‘The Glazers decide (on transfers). They have generally been very supportive. The Glazers are very low-key.
'If I owned United and they won the league, I would be over the moon. I remember when I played with Rangers, when the directors were under the shower with their clothes on, dancing about.
'But the Glazers shook a few hands and had some photographs taken, that was it.’
ON THE SHAPE OF THE SEASON
‘We don’t start the pre-season training at 100mph. We do a gradual build-up. And we’re not normally the strongest in the early part of the season, but October is usually a month where we get ourselves going again.
'I always tell the players, every season, that if we are within three points from the top come New Year’s Day, we’ve got a great chance at the title.’
ON TRAINING FOR FERGIE TIME
‘Some managers are “pleasing managers”. They let the players play eight-a-side or 10-a-side games they enjoy.

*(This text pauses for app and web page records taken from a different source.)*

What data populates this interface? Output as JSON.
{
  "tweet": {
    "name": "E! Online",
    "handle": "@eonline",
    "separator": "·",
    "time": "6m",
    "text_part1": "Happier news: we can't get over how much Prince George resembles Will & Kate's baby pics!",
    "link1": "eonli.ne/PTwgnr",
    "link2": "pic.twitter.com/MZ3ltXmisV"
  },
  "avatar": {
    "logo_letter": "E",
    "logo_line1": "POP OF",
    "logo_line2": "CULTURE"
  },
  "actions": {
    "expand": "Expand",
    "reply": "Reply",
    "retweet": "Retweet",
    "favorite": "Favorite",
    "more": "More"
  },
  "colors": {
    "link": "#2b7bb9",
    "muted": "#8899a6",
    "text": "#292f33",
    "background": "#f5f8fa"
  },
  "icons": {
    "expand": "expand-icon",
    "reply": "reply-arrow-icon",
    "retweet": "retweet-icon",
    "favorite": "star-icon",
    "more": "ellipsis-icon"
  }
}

'But here, we look at the training sessions as opportunities to learn and improve. Sometimes the players may think “Here we go again,” but it helps to win.
'The message is simple: we cannot sit still at this club. Rather than leaving it to chance, United’s players were also made to practice how they should play if a goal was required with 10, five, or three minutes remaining.
'We practice for when the going gets tough, so we know what it takes to be successful in those situations,’
Watch it: Fergie time is usually a good time to grab a goal
ON HOW BEING A PLAYER HELPS HIM AS MANAGER
‘Do you think Rooney cares He’ll laugh at me and say “Boss, it was so long ago, and in Scotland. Are they still part-timers up there'”